Steve Gibson is a Canadian media artist, interface designer and media curator. He completed his Ph.D. at SUNY Buffalo, where he studied music composition and electronic music. He was also a postdoctoral researcher in media and technology at Concordia University in Montréal. He currently serves as Senior Lecturer in Interactive Media Design at Northumbria University. He was curator for the Media Art event Interactive Futures from 2002-07 and currently serves as co-Director of Digital Art Weeks (ETH Zurich). He currently holds a Visiting Professorship at Xi’an Academy of Fine Arts, China and is Artistic Director of Limbic Media Corporation, a company specialising in physical computing applications. Influenced by a diverse body of art and popular movements his work fuses electronica, immersive art, game art, montage and post-minimalism. He works in a range of media, from live electronic music to immersive and physical installation. His works have been presented in such venues as: Ars Electronica; the Whitney Museum of American Art; Banff Centre for the Arts; Digital Art Weeks; the European Media Arts Festival; ISEA; Interface3, Hamburg; the San Francisco Art Institute; 4 & 6CyberConf. He recently co-edited a volume entitled Transdisciplinary Digital Art which was published by Springer (Germany) in Spring 2008.
Stefan Müller Arisona
Stefan Müller Arisona is a computer scientist and artist with main interests at the intersections of science, art and technology. His research focuses on interactive and generative design tools, on computer-assisted techniques for architectural and urban modelling and simulation, and on real-time multimedia systems. Stefan was visiting researcher at IRCAM Centre Pompidou (2003), received his PhD from the University of Zurich in 2004, and was a post-doctoral fellow at ETH Zurich (2005 – 2007) and UC Santa Barbara (2007 – 2008). Since 2008 he is a senior researcher at ETH Zurich and recently became a principal investigator at ETH’s Future Cities Laboratory in Singapore. Stefan has been the scientific chair of ETH Zurich's Digital Art Weeks since 2005, an annual symposium and festival that explores new movements in digital art. As an artist, DJ, and VJ, he has performed internationally and his artworks have appeared worldwide at renowned venues such as Zurich’s Cabaret Voltaire or the Ars Electronica Center in Linz. URL: http://www.arch.ethz.ch/~stefanmu
Peter Richardson is a filmmaker and researcher based in Dundee and London. After graduating form Goldsmiths College in 1989, Peter spent 14 years in the film industry. He has exhibited video works at The Barbican London, City Racing Gallery London and Marian Goodman Gallery New York. His experimental films have been screened on television and at film festivals worldwide including: ’Out Takes’ Brazil, New York, Los Angeles, Cannes, Cork, London and Hamburg film festivals and The National Review Of Live Art The Tramway Glasgow. Peter is a Lecturer at Duncan Of Jordanstone College Of Art & Design in Scotland and is currently Director of the Visual Effects Research Lab (VERL) A European Union funded project that undertakes transdiscaplinary research into high-resolution image technologies.

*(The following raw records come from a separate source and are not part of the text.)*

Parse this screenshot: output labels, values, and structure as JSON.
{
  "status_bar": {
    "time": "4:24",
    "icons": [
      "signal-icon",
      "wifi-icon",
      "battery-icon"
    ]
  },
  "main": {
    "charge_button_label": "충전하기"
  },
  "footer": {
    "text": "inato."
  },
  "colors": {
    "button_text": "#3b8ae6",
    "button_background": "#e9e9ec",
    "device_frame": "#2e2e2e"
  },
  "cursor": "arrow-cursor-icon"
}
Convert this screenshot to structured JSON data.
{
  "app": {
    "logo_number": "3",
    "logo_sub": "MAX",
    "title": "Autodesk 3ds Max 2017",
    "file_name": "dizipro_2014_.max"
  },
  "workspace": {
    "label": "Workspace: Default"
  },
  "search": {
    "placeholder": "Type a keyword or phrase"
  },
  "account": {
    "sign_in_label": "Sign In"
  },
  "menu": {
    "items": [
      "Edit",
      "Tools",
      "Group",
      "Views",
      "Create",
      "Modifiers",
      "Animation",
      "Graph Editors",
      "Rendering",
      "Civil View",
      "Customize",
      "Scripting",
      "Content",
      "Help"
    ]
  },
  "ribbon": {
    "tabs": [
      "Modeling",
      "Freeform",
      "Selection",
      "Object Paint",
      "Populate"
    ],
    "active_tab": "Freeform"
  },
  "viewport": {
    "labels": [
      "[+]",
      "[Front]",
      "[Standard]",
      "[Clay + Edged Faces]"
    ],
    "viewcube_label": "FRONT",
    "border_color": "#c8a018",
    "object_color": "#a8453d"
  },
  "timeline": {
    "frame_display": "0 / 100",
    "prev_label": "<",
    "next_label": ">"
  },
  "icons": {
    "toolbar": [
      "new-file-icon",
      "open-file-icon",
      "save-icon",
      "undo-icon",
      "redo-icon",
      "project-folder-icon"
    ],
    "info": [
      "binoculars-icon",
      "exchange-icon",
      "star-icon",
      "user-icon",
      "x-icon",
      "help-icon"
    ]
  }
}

Christian Schneider studied Computer Science at the University of Neuchatel in Switzerland and the University of Aarhus in Denmark. After working in New Zealand for a branding campaign for MTV World, his passion for computational design brought him back to Switzerland. Since 2007 he teaches and researches at the ETH Zurich, Department of Architecture, in the areas of projection mapping, responsive systems, data visualization and computational design. He currently teaches a course in parametric urban design.